▶ Exercise description
Check each line of the entries below for the string "setting"; copy every line where it appears.
*** Block opens ***
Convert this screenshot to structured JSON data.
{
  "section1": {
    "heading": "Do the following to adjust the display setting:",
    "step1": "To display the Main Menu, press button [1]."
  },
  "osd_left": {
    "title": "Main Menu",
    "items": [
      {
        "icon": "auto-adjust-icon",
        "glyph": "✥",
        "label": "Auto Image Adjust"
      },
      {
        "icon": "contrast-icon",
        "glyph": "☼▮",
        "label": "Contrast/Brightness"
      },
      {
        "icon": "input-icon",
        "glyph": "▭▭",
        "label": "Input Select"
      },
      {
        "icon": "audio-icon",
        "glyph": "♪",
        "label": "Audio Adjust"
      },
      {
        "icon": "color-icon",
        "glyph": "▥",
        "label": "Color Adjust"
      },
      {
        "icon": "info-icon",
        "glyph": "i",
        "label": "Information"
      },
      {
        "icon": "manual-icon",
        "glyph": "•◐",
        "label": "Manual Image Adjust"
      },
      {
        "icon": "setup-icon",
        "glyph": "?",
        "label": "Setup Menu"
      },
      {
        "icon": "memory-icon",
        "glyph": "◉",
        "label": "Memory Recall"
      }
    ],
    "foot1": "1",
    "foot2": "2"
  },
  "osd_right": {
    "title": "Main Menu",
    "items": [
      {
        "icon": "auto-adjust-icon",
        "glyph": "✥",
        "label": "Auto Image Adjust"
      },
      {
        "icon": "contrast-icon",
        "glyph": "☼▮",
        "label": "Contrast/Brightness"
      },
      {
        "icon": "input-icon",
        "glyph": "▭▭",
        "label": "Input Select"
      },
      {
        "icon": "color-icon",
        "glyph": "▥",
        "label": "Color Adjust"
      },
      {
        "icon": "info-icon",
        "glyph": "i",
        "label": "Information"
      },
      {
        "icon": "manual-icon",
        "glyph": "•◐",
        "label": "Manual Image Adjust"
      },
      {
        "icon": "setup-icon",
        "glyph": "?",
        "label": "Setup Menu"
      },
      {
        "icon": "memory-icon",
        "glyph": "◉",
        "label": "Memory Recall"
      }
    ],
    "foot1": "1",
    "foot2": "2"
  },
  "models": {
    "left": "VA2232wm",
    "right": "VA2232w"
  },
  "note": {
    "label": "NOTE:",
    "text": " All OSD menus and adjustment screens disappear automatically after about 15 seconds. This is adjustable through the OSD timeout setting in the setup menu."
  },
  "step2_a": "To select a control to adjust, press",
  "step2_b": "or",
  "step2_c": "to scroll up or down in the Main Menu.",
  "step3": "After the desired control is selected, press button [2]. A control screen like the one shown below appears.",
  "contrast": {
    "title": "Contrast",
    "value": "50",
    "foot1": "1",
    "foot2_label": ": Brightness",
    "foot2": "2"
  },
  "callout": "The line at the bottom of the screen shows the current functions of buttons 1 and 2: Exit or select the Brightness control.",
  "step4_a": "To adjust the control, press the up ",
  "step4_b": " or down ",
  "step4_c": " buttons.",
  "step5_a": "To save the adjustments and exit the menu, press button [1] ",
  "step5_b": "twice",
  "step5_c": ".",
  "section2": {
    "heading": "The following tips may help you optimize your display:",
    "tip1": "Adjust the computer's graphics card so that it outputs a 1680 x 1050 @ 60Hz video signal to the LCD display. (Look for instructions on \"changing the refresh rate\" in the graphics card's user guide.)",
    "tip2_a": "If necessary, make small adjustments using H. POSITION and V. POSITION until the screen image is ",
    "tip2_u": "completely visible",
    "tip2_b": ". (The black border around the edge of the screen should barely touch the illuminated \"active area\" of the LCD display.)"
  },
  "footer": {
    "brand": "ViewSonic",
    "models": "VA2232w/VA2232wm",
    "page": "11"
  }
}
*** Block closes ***
▶ Exercise solution
    "heading": "Do the following to adjust the display setting:",
    "text": " All OSD menus and adjustment screens disappear automatically after about 15 seconds. This is adjustable through the OSD timeout setting in the setup menu."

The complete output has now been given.